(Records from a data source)
[Start of section]
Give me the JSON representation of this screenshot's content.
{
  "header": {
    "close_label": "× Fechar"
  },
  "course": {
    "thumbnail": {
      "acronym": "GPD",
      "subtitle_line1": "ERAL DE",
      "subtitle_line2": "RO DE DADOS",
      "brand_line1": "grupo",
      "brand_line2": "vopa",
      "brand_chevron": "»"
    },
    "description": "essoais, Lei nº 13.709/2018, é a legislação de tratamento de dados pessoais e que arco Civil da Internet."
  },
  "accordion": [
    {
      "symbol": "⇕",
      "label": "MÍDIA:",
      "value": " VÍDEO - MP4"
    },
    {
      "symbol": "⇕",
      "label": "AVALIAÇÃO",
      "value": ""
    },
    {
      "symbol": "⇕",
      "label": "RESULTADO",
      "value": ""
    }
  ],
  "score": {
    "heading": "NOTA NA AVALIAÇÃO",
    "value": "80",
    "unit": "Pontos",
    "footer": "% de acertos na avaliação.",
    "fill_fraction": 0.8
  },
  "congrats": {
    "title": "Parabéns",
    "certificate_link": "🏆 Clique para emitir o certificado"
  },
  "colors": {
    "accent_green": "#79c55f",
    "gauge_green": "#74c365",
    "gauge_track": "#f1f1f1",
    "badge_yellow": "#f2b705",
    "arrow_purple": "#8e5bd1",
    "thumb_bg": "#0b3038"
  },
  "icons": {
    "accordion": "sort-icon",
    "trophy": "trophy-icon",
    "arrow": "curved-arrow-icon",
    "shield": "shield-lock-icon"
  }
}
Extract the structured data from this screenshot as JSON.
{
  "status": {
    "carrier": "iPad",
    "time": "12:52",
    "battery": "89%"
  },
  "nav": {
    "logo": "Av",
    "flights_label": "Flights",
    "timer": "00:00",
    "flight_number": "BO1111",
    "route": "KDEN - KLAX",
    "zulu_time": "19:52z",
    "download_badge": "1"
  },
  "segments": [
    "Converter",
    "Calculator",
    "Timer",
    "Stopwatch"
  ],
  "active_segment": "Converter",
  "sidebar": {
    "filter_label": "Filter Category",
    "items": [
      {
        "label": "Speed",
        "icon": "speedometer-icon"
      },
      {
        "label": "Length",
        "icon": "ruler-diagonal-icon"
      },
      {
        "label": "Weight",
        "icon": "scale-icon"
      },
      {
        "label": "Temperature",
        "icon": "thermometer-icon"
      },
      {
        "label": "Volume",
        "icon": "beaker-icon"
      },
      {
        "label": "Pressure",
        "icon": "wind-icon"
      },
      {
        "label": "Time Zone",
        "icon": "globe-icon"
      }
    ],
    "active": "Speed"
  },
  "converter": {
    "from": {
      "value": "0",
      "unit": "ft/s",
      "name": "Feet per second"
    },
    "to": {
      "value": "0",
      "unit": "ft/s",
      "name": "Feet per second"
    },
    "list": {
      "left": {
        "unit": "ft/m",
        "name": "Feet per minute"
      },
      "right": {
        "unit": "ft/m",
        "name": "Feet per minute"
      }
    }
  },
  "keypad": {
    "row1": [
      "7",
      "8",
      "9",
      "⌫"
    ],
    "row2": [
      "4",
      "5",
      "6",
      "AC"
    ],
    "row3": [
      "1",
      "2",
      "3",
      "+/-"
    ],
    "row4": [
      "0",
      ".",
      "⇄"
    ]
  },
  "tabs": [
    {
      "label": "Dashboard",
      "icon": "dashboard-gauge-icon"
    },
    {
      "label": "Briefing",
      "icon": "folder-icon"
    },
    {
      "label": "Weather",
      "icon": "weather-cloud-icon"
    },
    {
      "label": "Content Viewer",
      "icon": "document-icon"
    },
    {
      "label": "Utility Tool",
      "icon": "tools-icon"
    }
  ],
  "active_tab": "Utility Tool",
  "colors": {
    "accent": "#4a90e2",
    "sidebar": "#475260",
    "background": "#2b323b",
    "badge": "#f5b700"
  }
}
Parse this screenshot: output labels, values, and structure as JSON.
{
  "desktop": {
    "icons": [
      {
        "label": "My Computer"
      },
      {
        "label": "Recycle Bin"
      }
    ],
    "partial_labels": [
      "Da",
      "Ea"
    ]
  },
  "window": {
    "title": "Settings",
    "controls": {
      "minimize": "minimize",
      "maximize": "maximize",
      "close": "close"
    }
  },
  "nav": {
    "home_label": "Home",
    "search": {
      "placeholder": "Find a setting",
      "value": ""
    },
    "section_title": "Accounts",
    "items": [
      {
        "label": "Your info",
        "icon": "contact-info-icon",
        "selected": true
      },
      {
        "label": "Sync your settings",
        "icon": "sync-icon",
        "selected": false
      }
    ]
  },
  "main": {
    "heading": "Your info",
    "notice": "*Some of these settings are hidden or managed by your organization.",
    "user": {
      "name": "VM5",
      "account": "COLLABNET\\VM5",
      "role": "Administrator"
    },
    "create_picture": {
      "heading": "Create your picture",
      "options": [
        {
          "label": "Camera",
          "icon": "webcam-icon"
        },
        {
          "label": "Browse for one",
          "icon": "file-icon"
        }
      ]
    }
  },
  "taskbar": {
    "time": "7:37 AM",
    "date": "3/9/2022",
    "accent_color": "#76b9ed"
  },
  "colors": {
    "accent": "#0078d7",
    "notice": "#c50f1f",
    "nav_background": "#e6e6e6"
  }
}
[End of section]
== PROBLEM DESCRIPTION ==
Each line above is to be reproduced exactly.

== YOUR SOLUTION ==
Give me the JSON representation of this screenshot's content.
{
  "header": {
    "close_label": "× Fechar"
  },
  "course": {
    "thumbnail": {
      "acronym": "GPD",
      "subtitle_line1": "ERAL DE",
      "subtitle_line2": "RO DE DADOS",
      "brand_line1": "grupo",
      "brand_line2": "vopa",
      "brand_chevron": "»"
    },
    "description": "essoais, Lei nº 13.709/2018, é a legislação de tratamento de dados pessoais e que arco Civil da Internet."
  },
  "accordion": [
    {
      "symbol": "⇕",
      "label": "MÍDIA:",
      "value": " VÍDEO - MP4"
    },
    {
      "symbol": "⇕",
      "label": "AVALIAÇÃO",
      "value": ""
    },
    {
      "symbol": "⇕",
      "label": "RESULTADO",
      "value": ""
    }
  ],
  "score": {
    "heading": "NOTA NA AVALIAÇÃO",
    "value": "80",
    "unit": "Pontos",
    "footer": "% de acertos na avaliação.",
    "fill_fraction": 0.8
  },
  "congrats": {
    "title": "Parabéns",
    "certificate_link": "🏆 Clique para emitir o certificado"
  },
  "colors": {
    "accent_green": "#79c55f",
    "gauge_green": "#74c365",
    "gauge_track": "#f1f1f1",
    "badge_yellow": "#f2b705",
    "arrow_purple": "#8e5bd1",
    "thumb_bg": "#0b3038"
  },
  "icons": {
    "accordion": "sort-icon",
    "trophy": "trophy-icon",
    "arrow": "curved-arrow-icon",
    "shield": "shield-lock-icon"
  }
}
Extract the structured data from this screenshot as JSON.
{
  "status": {
    "carrier": "iPad",
    "time": "12:52",
    "battery": "89%"
  },
  "nav": {
    "logo": "Av",
    "flights_label": "Flights",
    "timer": "00:00",
    "flight_number": "BO1111",
    "route": "KDEN - KLAX",
    "zulu_time": "19:52z",
    "download_badge": "1"
  },
  "segments": [
    "Converter",
    "Calculator",
    "Timer",
    "Stopwatch"
  ],
  "active_segment": "Converter",
  "sidebar": {
    "filter_label": "Filter Category",
    "items": [
      {
        "label": "Speed",
        "icon": "speedometer-icon"
      },
      {
        "label": "Length",
        "icon": "ruler-diagonal-icon"
      },
      {
        "label": "Weight",
        "icon": "scale-icon"
      },
      {
        "label": "Temperature",
        "icon": "thermometer-icon"
      },
      {
        "label": "Volume",
        "icon": "beaker-icon"
      },
      {
        "label": "Pressure",
        "icon": "wind-icon"
      },
      {
        "label": "Time Zone",
        "icon": "globe-icon"
      }
    ],
    "active": "Speed"
  },
  "converter": {
    "from": {
      "value": "0",
      "unit": "ft/s",
      "name": "Feet per second"
    },
    "to": {
      "value": "0",
      "unit": "ft/s",
      "name": "Feet per second"
    },
    "list": {
      "left": {
        "unit": "ft/m",
        "name": "Feet per minute"
      },
      "right": {
        "unit": "ft/m",
        "name": "Feet per minute"
      }
    }
  },
  "keypad": {
    "row1": [
      "7",
      "8",
      "9",
      "⌫"
    ],
    "row2": [
      "4",
      "5",
      "6",
      "AC"
    ],
    "row3": [
      "1",
      "2",
      "3",
      "+/-"
    ],
    "row4": [
      "0",
      ".",
      "⇄"
    ]
  },
  "tabs": [
    {
      "label": "Dashboard",
      "icon": "dashboard-gauge-icon"
    },
    {
      "label": "Briefing",
      "icon": "folder-icon"
    },
    {
      "label": "Weather",
      "icon": "weather-cloud-icon"
    },
    {
      "label": "Content Viewer",
      "icon": "document-icon"
    },
    {
      "label": "Utility Tool",
      "icon": "tools-icon"
    }
  ],
  "active_tab": "Utility Tool",
  "colors": {
    "accent": "#4a90e2",
    "sidebar": "#475260",
    "background": "#2b323b",
    "badge": "#f5b700"
  }
}
Parse this screenshot: output labels, values, and structure as JSON.
{
  "desktop": {
    "icons": [
      {
        "label": "My Computer"
      },
      {
        "label": "Recycle Bin"
      }
    ],
    "partial_labels": [
      "Da",
      "Ea"
    ]
  },
  "window": {
    "title": "Settings",
    "controls": {
      "minimize": "minimize",
      "maximize": "maximize",
      "close": "close"
    }
  },
  "nav": {
    "home_label": "Home",
    "search": {
      "placeholder": "Find a setting",
      "value": ""
    },
    "section_title": "Accounts",
    "items": [
      {
        "label": "Your info",
        "icon": "contact-info-icon",
        "selected": true
      },
      {
        "label": "Sync your settings",
        "icon": "sync-icon",
        "selected": false
      }
    ]
  },
  "main": {
    "heading": "Your info",
    "notice": "*Some of these settings are hidden or managed by your organization.",
    "user": {
      "name": "VM5",
      "account": "COLLABNET\\VM5",
      "role": "Administrator"
    },
    "create_picture": {
      "heading": "Create your picture",
      "options": [
        {
          "label": "Camera",
          "icon": "webcam-icon"
        },
        {
          "label": "Browse for one",
          "icon": "file-icon"
        }
      ]
    }
  },
  "taskbar": {
    "time": "7:37 AM",
    "date": "3/9/2022",
    "accent_color": "#76b9ed"
  },
  "colors": {
    "accent": "#0078d7",
    "notice": "#c50f1f",
    "nav_background": "#e6e6e6"
  }
}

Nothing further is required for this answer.